● WORK TO COMPLETE: Below are records; count the lines that contain "CCSS" and state only that count.

○ ○ ○ ○ ○ ○ ○

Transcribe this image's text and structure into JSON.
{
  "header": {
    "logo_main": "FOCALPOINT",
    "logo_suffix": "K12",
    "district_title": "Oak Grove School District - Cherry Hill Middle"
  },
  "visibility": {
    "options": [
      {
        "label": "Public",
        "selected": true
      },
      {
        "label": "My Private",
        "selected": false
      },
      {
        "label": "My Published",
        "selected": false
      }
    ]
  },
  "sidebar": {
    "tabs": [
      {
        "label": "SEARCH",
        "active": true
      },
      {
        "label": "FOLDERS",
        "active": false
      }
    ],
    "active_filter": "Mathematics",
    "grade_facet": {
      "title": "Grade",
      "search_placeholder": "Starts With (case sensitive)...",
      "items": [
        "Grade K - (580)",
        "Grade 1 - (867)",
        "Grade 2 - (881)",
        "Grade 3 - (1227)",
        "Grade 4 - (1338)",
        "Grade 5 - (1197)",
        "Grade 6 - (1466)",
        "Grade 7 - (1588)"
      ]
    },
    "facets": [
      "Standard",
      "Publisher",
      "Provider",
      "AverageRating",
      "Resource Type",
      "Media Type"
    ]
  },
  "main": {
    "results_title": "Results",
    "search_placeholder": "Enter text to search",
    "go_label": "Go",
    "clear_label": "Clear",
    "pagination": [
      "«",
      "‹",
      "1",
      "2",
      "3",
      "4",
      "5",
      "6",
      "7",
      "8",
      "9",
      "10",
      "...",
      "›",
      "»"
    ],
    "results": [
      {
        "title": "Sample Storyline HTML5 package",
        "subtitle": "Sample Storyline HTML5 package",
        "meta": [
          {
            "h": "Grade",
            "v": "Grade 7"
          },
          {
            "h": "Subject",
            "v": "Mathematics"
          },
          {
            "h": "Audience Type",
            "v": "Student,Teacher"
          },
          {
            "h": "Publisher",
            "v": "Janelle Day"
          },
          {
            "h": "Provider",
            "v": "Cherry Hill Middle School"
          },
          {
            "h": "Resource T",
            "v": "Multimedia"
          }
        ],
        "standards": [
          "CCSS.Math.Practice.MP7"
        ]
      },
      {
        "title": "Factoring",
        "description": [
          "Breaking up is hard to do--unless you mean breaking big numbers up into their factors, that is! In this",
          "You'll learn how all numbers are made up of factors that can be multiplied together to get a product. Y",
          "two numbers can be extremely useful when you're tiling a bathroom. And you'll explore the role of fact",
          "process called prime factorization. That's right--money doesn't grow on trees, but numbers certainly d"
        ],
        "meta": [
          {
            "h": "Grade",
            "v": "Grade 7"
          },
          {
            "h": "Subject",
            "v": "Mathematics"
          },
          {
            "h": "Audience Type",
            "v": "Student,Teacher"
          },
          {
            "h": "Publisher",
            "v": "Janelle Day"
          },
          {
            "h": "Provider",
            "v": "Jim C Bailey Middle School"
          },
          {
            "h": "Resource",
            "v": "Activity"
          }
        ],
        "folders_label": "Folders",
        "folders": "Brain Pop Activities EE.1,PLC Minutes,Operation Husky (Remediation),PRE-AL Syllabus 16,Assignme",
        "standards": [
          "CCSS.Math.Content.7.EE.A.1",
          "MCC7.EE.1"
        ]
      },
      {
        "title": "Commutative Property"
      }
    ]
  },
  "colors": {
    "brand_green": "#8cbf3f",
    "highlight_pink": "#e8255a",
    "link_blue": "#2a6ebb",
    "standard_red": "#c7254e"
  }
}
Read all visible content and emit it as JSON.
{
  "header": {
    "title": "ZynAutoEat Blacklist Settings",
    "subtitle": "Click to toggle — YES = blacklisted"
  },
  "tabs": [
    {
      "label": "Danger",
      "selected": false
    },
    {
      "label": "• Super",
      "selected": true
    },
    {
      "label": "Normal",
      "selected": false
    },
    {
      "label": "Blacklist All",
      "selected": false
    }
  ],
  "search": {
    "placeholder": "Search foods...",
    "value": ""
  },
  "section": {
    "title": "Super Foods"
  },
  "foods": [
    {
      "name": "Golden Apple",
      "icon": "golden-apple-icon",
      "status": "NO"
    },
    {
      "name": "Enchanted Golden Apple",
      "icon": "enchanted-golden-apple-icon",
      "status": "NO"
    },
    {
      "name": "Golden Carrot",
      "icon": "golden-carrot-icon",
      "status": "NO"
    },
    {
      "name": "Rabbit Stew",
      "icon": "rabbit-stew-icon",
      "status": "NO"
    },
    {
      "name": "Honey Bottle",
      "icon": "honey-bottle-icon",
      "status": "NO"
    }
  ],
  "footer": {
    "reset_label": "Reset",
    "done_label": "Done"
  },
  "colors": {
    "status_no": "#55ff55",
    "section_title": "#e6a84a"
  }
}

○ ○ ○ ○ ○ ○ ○

● RESULT BELOW: 2